== STUDY MATERIAL ==
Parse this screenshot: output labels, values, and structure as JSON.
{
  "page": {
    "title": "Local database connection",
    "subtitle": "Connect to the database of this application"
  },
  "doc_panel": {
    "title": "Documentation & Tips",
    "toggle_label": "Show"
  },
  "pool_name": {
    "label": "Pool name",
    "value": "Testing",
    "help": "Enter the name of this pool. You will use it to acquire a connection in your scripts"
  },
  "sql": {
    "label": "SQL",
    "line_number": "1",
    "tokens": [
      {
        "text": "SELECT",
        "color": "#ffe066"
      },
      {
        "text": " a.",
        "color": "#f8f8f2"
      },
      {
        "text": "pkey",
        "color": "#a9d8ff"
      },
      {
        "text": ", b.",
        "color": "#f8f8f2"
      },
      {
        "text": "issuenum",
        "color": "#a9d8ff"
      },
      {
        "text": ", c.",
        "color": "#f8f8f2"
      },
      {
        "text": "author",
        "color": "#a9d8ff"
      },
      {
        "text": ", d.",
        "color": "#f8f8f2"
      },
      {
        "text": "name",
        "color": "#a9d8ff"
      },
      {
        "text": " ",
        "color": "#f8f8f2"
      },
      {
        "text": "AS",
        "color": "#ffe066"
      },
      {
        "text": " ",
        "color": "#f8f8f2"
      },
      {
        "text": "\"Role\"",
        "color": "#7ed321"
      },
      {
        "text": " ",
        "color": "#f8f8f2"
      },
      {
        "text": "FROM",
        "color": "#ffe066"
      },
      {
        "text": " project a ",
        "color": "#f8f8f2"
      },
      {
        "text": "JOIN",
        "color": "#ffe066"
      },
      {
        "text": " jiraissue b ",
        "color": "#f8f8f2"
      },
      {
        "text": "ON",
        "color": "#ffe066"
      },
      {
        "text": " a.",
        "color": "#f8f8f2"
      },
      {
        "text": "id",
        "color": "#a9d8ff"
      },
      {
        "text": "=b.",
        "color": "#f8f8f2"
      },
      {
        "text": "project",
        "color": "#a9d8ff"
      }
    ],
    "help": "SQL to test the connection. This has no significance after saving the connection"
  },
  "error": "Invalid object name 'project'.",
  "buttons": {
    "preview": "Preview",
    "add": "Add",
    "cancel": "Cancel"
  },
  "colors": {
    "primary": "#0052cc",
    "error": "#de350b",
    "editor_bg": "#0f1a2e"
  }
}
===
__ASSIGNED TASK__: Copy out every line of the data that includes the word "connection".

__SOLUTION FOR THIS EXERCISE__:
    "title": "Local database connection",
    "help": "Enter the name of this pool. You will use it to acquire a connection in your scripts"
    "help": "SQL to test the connection. This has no significance after saving the connection"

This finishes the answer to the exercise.